Aside from the probation, Aquilone will also be made to serve the community for 250 hours.
Marc Agnifilo, New York criminal attorney defending for Aquilone, said his client has expressed regret for the loss that he has caused the Puthuvamkunnaths.
Woman charged in death of fiancé’s two-year-old daughter
Melinda Muniz has been arrested and charged with the death of Grace Ford, the two-year-old daughter of her fiance, who reportedly broke up with her.
Aside from being the fiancee of the victim's father, Muniz was also the caregiver of the little girl.
Muniz's arrest has generated widespread anger with hundreds expressing their disgust for the suspect online.
Robbie McClung, a Dallas criminal attorney who will be defending for Muniz, urged the public to wait for all the facts before judging Muniz.
The police have also stated that Muniz is not considered guilty until proven otherwise.
Sexually abusing four differently-abled women nets man prison
William Walker was handed a minimum of 24 years and a maximum of 60 years in prison after admitting to rape charges.
Walker submitted a guilty plea to allegations that he raped four women who are disabled in a span of 12 days in 2012.
The judge said Walker is a danger to society and rehabilitating him may not help.
Philadelphia criminal defense lawyer Catherine Berryman said Walker was abused while growing up.
Former Human Rights Commission employee enters plea deal in child pornography
Larry Brinkin, who used to work for the Human Rights Commission of San Francisco, entered into a plea deal agreement on his child pornography charges.
The plea deal saw a second charge of child pornography distribution dropped against the 67-year-old Brinkin.
Under the plea deal, Brinkin will spend six months behind bars and another six months of house arrest.

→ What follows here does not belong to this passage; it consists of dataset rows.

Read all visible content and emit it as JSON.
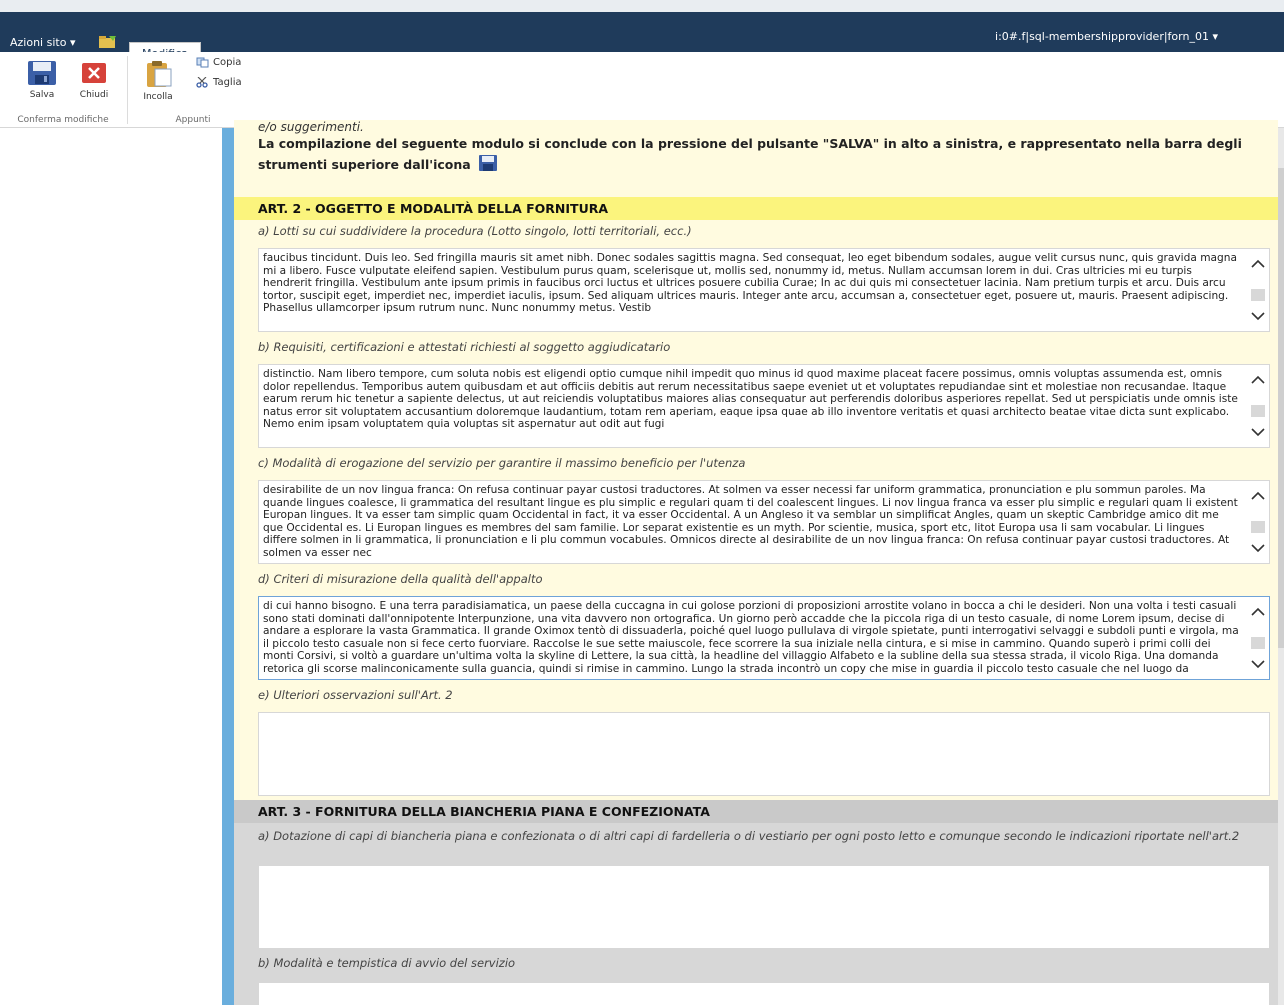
{
  "topbar": {
    "site_actions": "Azioni sito",
    "site_actions_arrow": "▾",
    "tab_label": "Modifica",
    "user": "i:0#.f|sql-membershipprovider|forn_01",
    "user_arrow": "▾"
  },
  "ribbon": {
    "save_label": "Salva",
    "close_label": "Chiudi",
    "paste_label": "Incolla",
    "copy_label": "Copia",
    "cut_label": "Taglia",
    "group1_label": "Conferma modifiche",
    "group2_label": "Appunti"
  },
  "content": {
    "intro_cut": "e/o suggerimenti.",
    "intro_text": "La compilazione del seguente modulo si conclude con la pressione del pulsante \"SALVA\" in alto a sinistra, e rappresentato nella barra degli strumenti superiore dall'icona",
    "art2": {
      "title": "ART. 2 - OGGETTO E MODALITÀ DELLA FORNITURA",
      "a_label": "a) Lotti su cui suddividere la procedura (Lotto singolo, lotti territoriali, ecc.)",
      "a_text": "faucibus tincidunt. Duis leo. Sed fringilla mauris sit amet nibh. Donec sodales sagittis magna. Sed consequat, leo eget bibendum sodales, augue velit cursus nunc, quis gravida magna mi a libero. Fusce vulputate eleifend sapien. Vestibulum purus quam, scelerisque ut, mollis sed, nonummy id, metus. Nullam accumsan lorem in dui. Cras ultricies mi eu turpis hendrerit fringilla. Vestibulum ante ipsum primis in faucibus orci luctus et ultrices posuere cubilia Curae; In ac dui quis mi consectetuer lacinia. Nam pretium turpis et arcu. Duis arcu tortor, suscipit eget, imperdiet nec, imperdiet iaculis, ipsum. Sed aliquam ultrices mauris. Integer ante arcu, accumsan a, consectetuer eget, posuere ut, mauris. Praesent adipiscing. Phasellus ullamcorper ipsum rutrum nunc. Nunc nonummy metus. Vestib",
      "b_label": "b) Requisiti, certificazioni e attestati richiesti al soggetto aggiudicatario",
      "b_text": "distinctio. Nam libero tempore, cum soluta nobis est eligendi optio cumque nihil impedit quo minus id quod maxime placeat facere possimus, omnis voluptas assumenda est, omnis dolor repellendus. Temporibus autem quibusdam et aut officiis debitis aut rerum necessitatibus saepe eveniet ut et voluptates repudiandae sint et molestiae non recusandae. Itaque earum rerum hic tenetur a sapiente delectus, ut aut reiciendis voluptatibus maiores alias consequatur aut perferendis doloribus asperiores repellat. Sed ut perspiciatis unde omnis iste natus error sit voluptatem accusantium doloremque laudantium, totam rem aperiam, eaque ipsa quae ab illo inventore veritatis et quasi architecto beatae vitae dicta sunt explicabo. Nemo enim ipsam voluptatem quia voluptas sit aspernatur aut odit aut fugi",
      "c_label": "c) Modalità di erogazione del servizio per garantire il massimo beneficio per l'utenza",
      "c_text": "desirabilite de un nov lingua franca: On refusa continuar payar custosi traductores. At solmen va esser necessi far uniform grammatica, pronunciation e plu sommun paroles. Ma quande lingues coalesce, li grammatica del resultant lingue es plu simplic e regulari quam ti del coalescent lingues. Li nov lingua franca va esser plu simplic e regulari quam li existent Europan lingues. It va esser tam simplic quam Occidental in fact, it va esser Occidental. A un Angleso it va semblar un simplificat Angles, quam un skeptic Cambridge amico dit me que Occidental es. Li Europan lingues es membres del sam familie. Lor separat existentie es un myth. Por scientie, musica, sport etc, litot Europa usa li sam vocabular. Li lingues differe solmen in li grammatica, li pronunciation e li plu commun vocabules. Omnicos directe al desirabilite de un nov lingua franca: On refusa continuar payar custosi traductores. At solmen va esser nec",
      "d_label": "d) Criteri di misurazione della qualità dell'appalto",
      "d_text": "di cui hanno bisogno. E una terra paradisiamatica, un paese della cuccagna in cui golose porzioni di proposizioni arrostite volano in bocca a chi le desideri. Non una volta i testi casuali sono stati dominati dall'onnipotente Interpunzione, una vita davvero non ortografica. Un giorno però accadde che la piccola riga di un testo casuale, di nome Lorem ipsum, decise di andare a esplorare la vasta Grammatica. Il grande Oximox tentò di dissuaderla, poiché quel luogo pullulava di virgole spietate, punti interrogativi selvaggi e subdoli punti e virgola, ma il piccolo testo casuale non si fece certo fuorviare. Raccolse le sue sette maiuscole, fece scorrere la sua iniziale nella cintura, e si mise in cammino. Quando superò i primi colli dei monti Corsivi, si voltò a guardare un'ultima volta la skyline di Lettere, la sua città, la headline del villaggio Alfabeto e la subline della sua stessa strada, il vicolo Riga. Una domanda retorica gli scorse malinconicamente sulla guancia, quindi si rimise in cammino. Lungo la strada incontrò un copy che mise in guardia il piccolo testo casuale che nel luogo da",
      "e_label": "e) Ulteriori osservazioni sull'Art. 2"
    },
    "art3": {
      "title": "ART. 3 - FORNITURA DELLA BIANCHERIA PIANA E CONFEZIONATA",
      "a_label": "a) Dotazione di capi di biancheria piana e confezionata o di altri capi di fardelleria o di vestiario per ogni posto letto e comunque secondo le indicazioni riportate nell'art.2",
      "b_label": "b) Modalità e tempistica di avvio del servizio"
    }
  },
  "colors": {
    "topbar": "#1f3b5b",
    "stripe": "#6aaedd",
    "yellow_panel": "#fffbe0",
    "yellow_header": "#fbf47d",
    "gray_header": "#c9c9c9"
  }
}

Afterwhich, he will undergo probation for four years.
Brinkin, who is a staunch supporter of the LGBT advocacy, will also be entered in the list of sexual offender and is ordered to go through therapy.
Randall Knox, an attorney in San Francisco, said that Brinkin has been deeply sorry for what he has done and has fully understood the damage that child pornography can inflict on victims.
Cuyahoga corruption snitch gets six years in prison
J. Kevin Kelley was handed a six-year prison sentence for his involvement in the Cuyahoga corruption case, considered as one of the biggest in the county.
Kelley was the first defendant to offer his cooperation to the FBI who was investigating the corruption issue.
He admitted to being the one who collects and pays off the bribes to county officials.
During his sentencing, Kelley issued an apology to his family as well as the taxpayers of Cuyahoga County.
Kelley has also been ordered to pay restitution of about $700,000.
Kelley's cooperation ensured the cooperation of other defendants in the case and the conviction of several people involved in the corruption.
Cleveland defense attorney John Gibbons said there is no excuse for Kelley's involvement in the corruption, however, his cooperation is the best way for him to make amends.